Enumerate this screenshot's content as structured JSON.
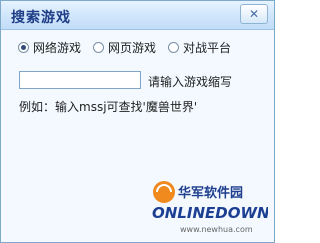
{
  "dialog": {
    "title": "搜索游戏",
    "close_icon": "close-icon"
  },
  "radio_group": {
    "options": [
      {
        "label": "网络游戏",
        "checked": true
      },
      {
        "label": "网页游戏",
        "checked": false
      },
      {
        "label": "对战平台",
        "checked": false
      }
    ]
  },
  "search": {
    "value": "",
    "hint": "请输入游戏缩写"
  },
  "example_text": "例如：输入mssj可查找'魔兽世界'",
  "watermark": {
    "cn_text": "华军软件园",
    "logo_text": "ONLINEDOWN",
    "url": "www.newhua.com"
  }
}
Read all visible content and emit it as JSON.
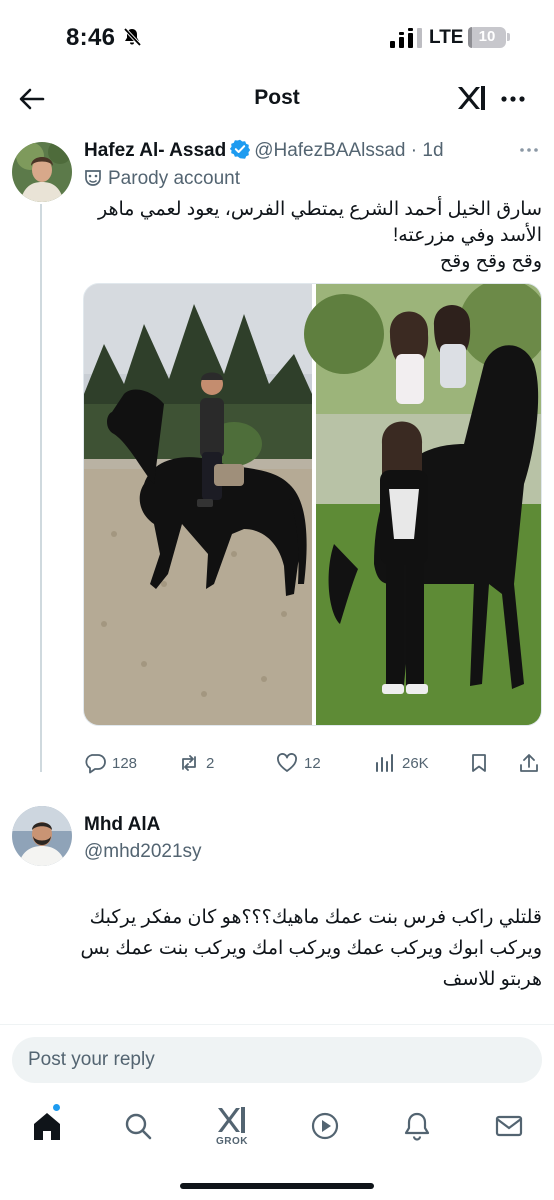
{
  "status_bar": {
    "time": "8:46",
    "network": "LTE",
    "battery": "10",
    "battery_fraction": 0.1
  },
  "header": {
    "title": "Post"
  },
  "tweet": {
    "author_name": "Hafez Al- Assad",
    "author_handle": "@HafezBAAlssad",
    "separator": "·",
    "time": "1d",
    "label": "Parody account",
    "text_lines": [
      "سارق الخيل أحمد الشرع يمتطي الفرس، يعود لعمي ماهر",
      "الأسد وفي مزرعته!",
      "وقح وقح وقح"
    ],
    "stats": {
      "replies": "128",
      "reposts": "2",
      "likes": "12",
      "views": "26K"
    }
  },
  "reply": {
    "author_name": "Mhd AlA",
    "author_handle": "@mhd2021sy",
    "text_lines": [
      "قلتلي راكب فرس بنت عمك ماهيك؟؟؟هو كان مفكر يركبك",
      "ويركب ابوك ويركب عمك ويركب امك ويركب بنت عمك بس",
      "هربتو للاسف"
    ]
  },
  "composer": {
    "placeholder": "Post your reply"
  },
  "bottom_nav": {
    "grok_label": "GROK"
  },
  "colors": {
    "accent": "#1d9bf0",
    "text": "#0f1419",
    "muted": "#536471"
  },
  "icons": [
    "back-arrow-icon",
    "grok-icon",
    "more-icon",
    "verified-badge-icon",
    "parody-mask-icon",
    "reply-icon",
    "repost-icon",
    "like-icon",
    "views-icon",
    "bookmark-icon",
    "share-icon",
    "home-icon",
    "search-icon",
    "play-icon",
    "bell-icon",
    "mail-icon"
  ]
}
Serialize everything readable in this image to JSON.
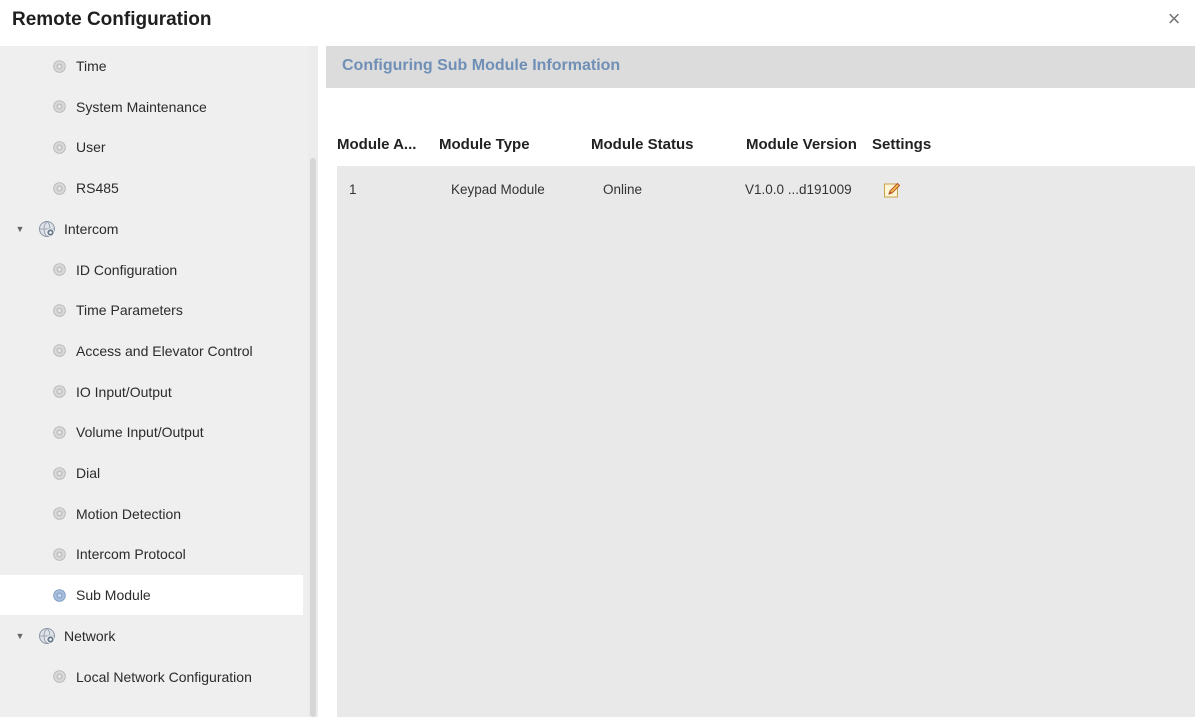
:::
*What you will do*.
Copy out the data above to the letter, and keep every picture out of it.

*Your solution*.
Enumerate this screenshot's content as structured JSON.
{
  "dialog": {
    "title": "搜索游戏",
    "close_icon": "close-icon"
  },
  "radio_group": {
    "options": [
      {
        "label": "网络游戏",
        "checked": true
      },
      {
        "label": "网页游戏",
        "checked": false
      },
      {
        "label": "对战平台",
        "checked": false
      }
    ]
  },
  "search": {
    "value": "",
    "hint": "请输入游戏缩写"
  },
  "example_text": "例如：输入mssj可查找'魔兽世界'",
  "watermark": {
    "cn_text": "华军软件园",
    "logo_text": "ONLINEDOWN",
    "url": "www.newhua.com"
  }
}
Read all visible content and emit it as JSON.
{
  "status_bar": {
    "time": "8:46",
    "network": "LTE",
    "battery": "10",
    "battery_fraction": 0.1
  },
  "header": {
    "title": "Post"
  },
  "tweet": {
    "author_name": "Hafez Al- Assad",
    "author_handle": "@HafezBAAlssad",
    "separator": "·",
    "time": "1d",
    "label": "Parody account",
    "text_lines": [
      "سارق الخيل أحمد الشرع يمتطي الفرس، يعود لعمي ماهر",
      "الأسد وفي مزرعته!",
      "وقح وقح وقح"
    ],
    "stats": {
      "replies": "128",
      "reposts": "2",
      "likes": "12",
      "views": "26K"
    }
  },
  "reply": {
    "author_name": "Mhd AlA",
    "author_handle": "@mhd2021sy",
    "text_lines": [
      "قلتلي راكب فرس بنت عمك ماهيك؟؟؟هو كان مفكر يركبك",
      "ويركب ابوك ويركب عمك ويركب امك ويركب بنت عمك بس",
      "هربتو للاسف"
    ]
  },
  "composer": {
    "placeholder": "Post your reply"
  },
  "bottom_nav": {
    "grok_label": "GROK"
  },
  "colors": {
    "accent": "#1d9bf0",
    "text": "#0f1419",
    "muted": "#536471"
  },
  "icons": [
    "back-arrow-icon",
    "grok-icon",
    "more-icon",
    "verified-badge-icon",
    "parody-mask-icon",
    "reply-icon",
    "repost-icon",
    "like-icon",
    "views-icon",
    "bookmark-icon",
    "share-icon",
    "home-icon",
    "search-icon",
    "play-icon",
    "bell-icon",
    "mail-icon"
  ]
}
Serialize everything readable in this image to JSON.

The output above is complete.